* **Activity**
Write the entries below out again exactly, but skip the pictures.

* **Source data**
________

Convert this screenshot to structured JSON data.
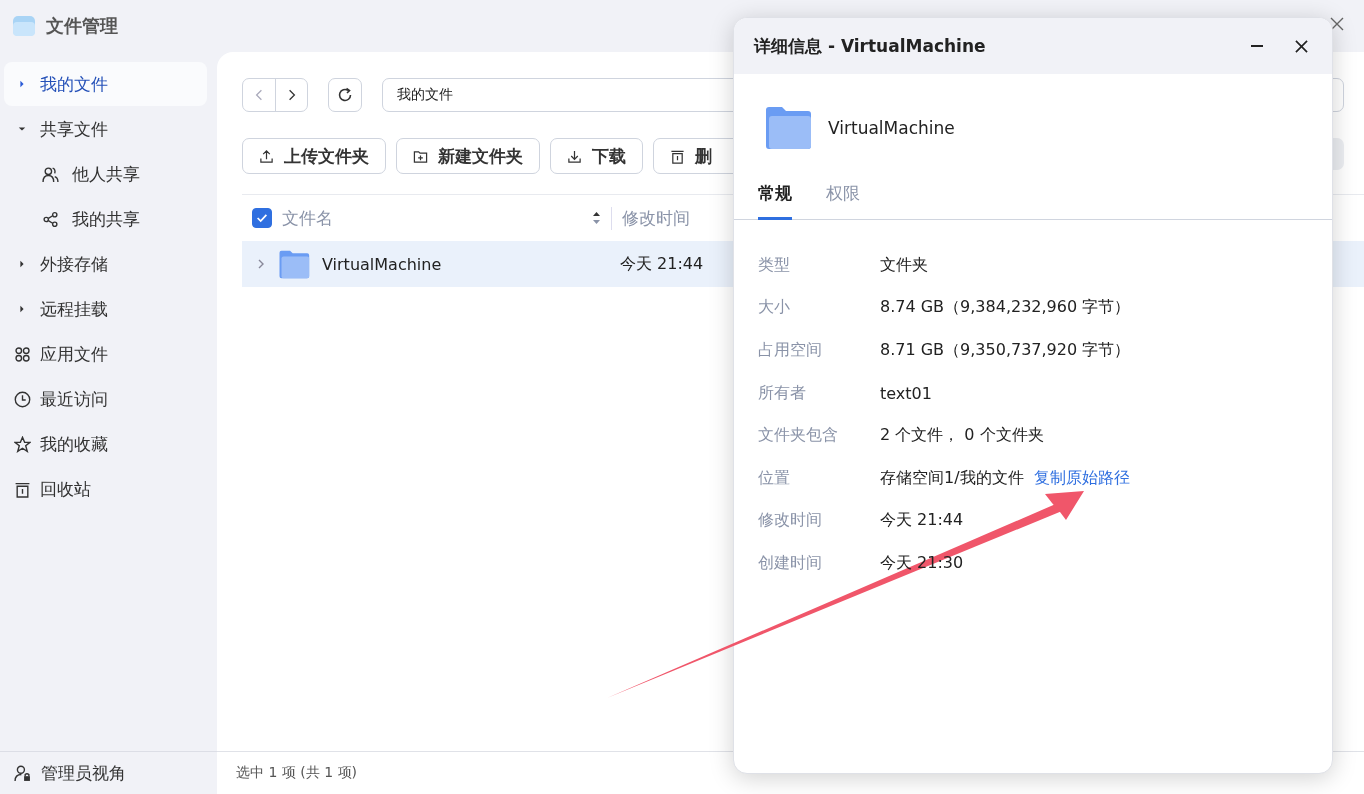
{
  "app": {
    "title": "文件管理"
  },
  "sidebar": {
    "items": [
      {
        "label": "我的文件",
        "kind": "expandable",
        "selected": true,
        "expanded": false
      },
      {
        "label": "共享文件",
        "kind": "expandable",
        "selected": false,
        "expanded": true,
        "children": [
          {
            "label": "他人共享",
            "kind": "icon",
            "selected": false
          },
          {
            "label": "我的共享",
            "kind": "icon",
            "selected": false
          }
        ]
      },
      {
        "label": "外接存储",
        "kind": "expandable",
        "selected": false,
        "expanded": false
      },
      {
        "label": "远程挂载",
        "kind": "expandable",
        "selected": false,
        "expanded": false
      },
      {
        "label": "应用文件",
        "kind": "icon",
        "selected": false
      },
      {
        "label": "最近访问",
        "kind": "icon",
        "selected": false
      },
      {
        "label": "我的收藏",
        "kind": "icon",
        "selected": false
      },
      {
        "label": "回收站",
        "kind": "icon",
        "selected": false
      }
    ],
    "footer": {
      "label": "管理员视角"
    }
  },
  "path_field": {
    "value": "我的文件"
  },
  "actions": [
    {
      "label": "上传文件夹"
    },
    {
      "label": "新建文件夹"
    },
    {
      "label": "下载"
    },
    {
      "label": "删"
    }
  ],
  "table": {
    "all_checked": true,
    "columns": [
      "文件名",
      "修改时间"
    ],
    "rows": [
      {
        "name": "VirtualMachine",
        "modified": "今天 21:44",
        "selected": true,
        "expanded": false
      }
    ]
  },
  "status_bar": "选中 1 项  (共 1 项)",
  "dialog": {
    "title": "详细信息 - VirtualMachine",
    "name": "VirtualMachine",
    "tabs": [
      {
        "label": "常规",
        "selected": true
      },
      {
        "label": "权限",
        "selected": false
      }
    ],
    "properties": [
      {
        "label": "类型",
        "value": "文件夹"
      },
      {
        "label": "大小",
        "value": "8.74 GB（9,384,232,960 字节）"
      },
      {
        "label": "占用空间",
        "value": "8.71 GB（9,350,737,920 字节）"
      },
      {
        "label": "所有者",
        "value": "text01"
      },
      {
        "label": "文件夹包含",
        "value": "2 个文件， 0 个文件夹"
      },
      {
        "label": "位置",
        "value": "存储空间1/我的文件",
        "link": "复制原始路径"
      },
      {
        "label": "修改时间",
        "value": "今天 21:44"
      },
      {
        "label": "创建时间",
        "value": "今天 21:30"
      }
    ]
  }
}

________

* **Task response**
Convert this screenshot to structured JSON data.
{
  "app": {
    "title": "文件管理"
  },
  "sidebar": {
    "items": [
      {
        "label": "我的文件",
        "kind": "expandable",
        "selected": true,
        "expanded": false
      },
      {
        "label": "共享文件",
        "kind": "expandable",
        "selected": false,
        "expanded": true,
        "children": [
          {
            "label": "他人共享",
            "kind": "icon",
            "selected": false
          },
          {
            "label": "我的共享",
            "kind": "icon",
            "selected": false
          }
        ]
      },
      {
        "label": "外接存储",
        "kind": "expandable",
        "selected": false,
        "expanded": false
      },
      {
        "label": "远程挂载",
        "kind": "expandable",
        "selected": false,
        "expanded": false
      },
      {
        "label": "应用文件",
        "kind": "icon",
        "selected": false
      },
      {
        "label": "最近访问",
        "kind": "icon",
        "selected": false
      },
      {
        "label": "我的收藏",
        "kind": "icon",
        "selected": false
      },
      {
        "label": "回收站",
        "kind": "icon",
        "selected": false
      }
    ],
    "footer": {
      "label": "管理员视角"
    }
  },
  "path_field": {
    "value": "我的文件"
  },
  "actions": [
    {
      "label": "上传文件夹"
    },
    {
      "label": "新建文件夹"
    },
    {
      "label": "下载"
    },
    {
      "label": "删"
    }
  ],
  "table": {
    "all_checked": true,
    "columns": [
      "文件名",
      "修改时间"
    ],
    "rows": [
      {
        "name": "VirtualMachine",
        "modified": "今天 21:44",
        "selected": true,
        "expanded": false
      }
    ]
  },
  "status_bar": "选中 1 项  (共 1 项)",
  "dialog": {
    "title": "详细信息 - VirtualMachine",
    "name": "VirtualMachine",
    "tabs": [
      {
        "label": "常规",
        "selected": true
      },
      {
        "label": "权限",
        "selected": false
      }
    ],
    "properties": [
      {
        "label": "类型",
        "value": "文件夹"
      },
      {
        "label": "大小",
        "value": "8.74 GB（9,384,232,960 字节）"
      },
      {
        "label": "占用空间",
        "value": "8.71 GB（9,350,737,920 字节）"
      },
      {
        "label": "所有者",
        "value": "text01"
      },
      {
        "label": "文件夹包含",
        "value": "2 个文件， 0 个文件夹"
      },
      {
        "label": "位置",
        "value": "存储空间1/我的文件",
        "link": "复制原始路径"
      },
      {
        "label": "修改时间",
        "value": "今天 21:44"
      },
      {
        "label": "创建时间",
        "value": "今天 21:30"
      }
    ]
  }
}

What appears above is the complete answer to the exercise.